"Aortic replacement surgery puts patients at risk for potentially life-threatening bleeding events because the surgery depletes fibrinogen levels and delays clotting, which may require extensive blood transfusion to restore a patient's clotting ability," said Niels Rahe-Meyer , M.D. Ph.D., of the Clinic for Anesthesiology and Intensive Care Medicine, Hannover Medical School and lead author of the study. "This is the largest study of its kind in patients undergoing aortic replacement surgery and strongly indicates that proactive treatment with fibrinogen concentrate may safely reduce the need for transfusions, restore clotting ability, and consequently protect aortic surgery patients from possible adverse events associated with donor blood transfusion."
In the study, reported treatment-emergent adverse events were similar in both groups and typical for patients undergoing cardiac surgery, with the most common being fluid buildup around the lungs (pleural effusion) and abnormal heart rhythm (atrial fibrillation). None of the treatment-emergent adverse events were ascribed to study medication or led to discontinuation from the study. The study was not powered to compare mortality or morbidity between groups.

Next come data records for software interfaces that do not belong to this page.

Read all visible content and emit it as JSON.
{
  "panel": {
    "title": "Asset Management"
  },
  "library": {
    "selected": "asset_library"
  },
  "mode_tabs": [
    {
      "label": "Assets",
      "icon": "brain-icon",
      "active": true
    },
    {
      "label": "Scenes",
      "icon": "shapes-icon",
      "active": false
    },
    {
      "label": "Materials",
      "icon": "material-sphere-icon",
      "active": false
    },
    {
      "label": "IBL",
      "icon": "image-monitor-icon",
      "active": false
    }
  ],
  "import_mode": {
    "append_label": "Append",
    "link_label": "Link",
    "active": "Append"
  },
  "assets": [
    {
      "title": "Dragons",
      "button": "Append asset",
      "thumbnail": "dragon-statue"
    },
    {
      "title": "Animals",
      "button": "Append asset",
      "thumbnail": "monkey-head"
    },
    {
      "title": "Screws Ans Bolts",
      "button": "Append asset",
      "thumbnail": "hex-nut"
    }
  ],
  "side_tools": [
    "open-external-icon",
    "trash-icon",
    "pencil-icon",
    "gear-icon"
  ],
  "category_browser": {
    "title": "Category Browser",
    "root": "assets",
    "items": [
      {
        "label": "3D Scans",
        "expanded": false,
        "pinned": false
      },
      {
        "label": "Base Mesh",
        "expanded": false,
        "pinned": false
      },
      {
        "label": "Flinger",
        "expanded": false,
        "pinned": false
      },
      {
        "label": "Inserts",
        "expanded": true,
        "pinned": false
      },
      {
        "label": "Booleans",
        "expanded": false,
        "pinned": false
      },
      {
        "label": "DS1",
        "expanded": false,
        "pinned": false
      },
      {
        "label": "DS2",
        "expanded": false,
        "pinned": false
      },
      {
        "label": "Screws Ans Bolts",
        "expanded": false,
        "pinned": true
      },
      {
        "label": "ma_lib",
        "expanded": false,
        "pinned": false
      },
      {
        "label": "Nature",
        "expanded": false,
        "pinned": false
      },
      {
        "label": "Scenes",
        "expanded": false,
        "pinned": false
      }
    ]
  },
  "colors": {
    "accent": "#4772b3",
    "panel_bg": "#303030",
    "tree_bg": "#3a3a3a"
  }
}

"Fibrinogen concentrate has been well-characterized for the treatment of specific inherited blood clotting disorders," said Andrew Cuthbertson , CSL Chief Scientist. "CSL Behring is committed to exploring the use of fibrinogen concentrate in patients at high risk of bleeding, particularly those in the hospital setting where fibrinogen has been shown to be depleted by surgical procedures and where a quick intervention is needed to improve clotting and prevent serious bleeding events."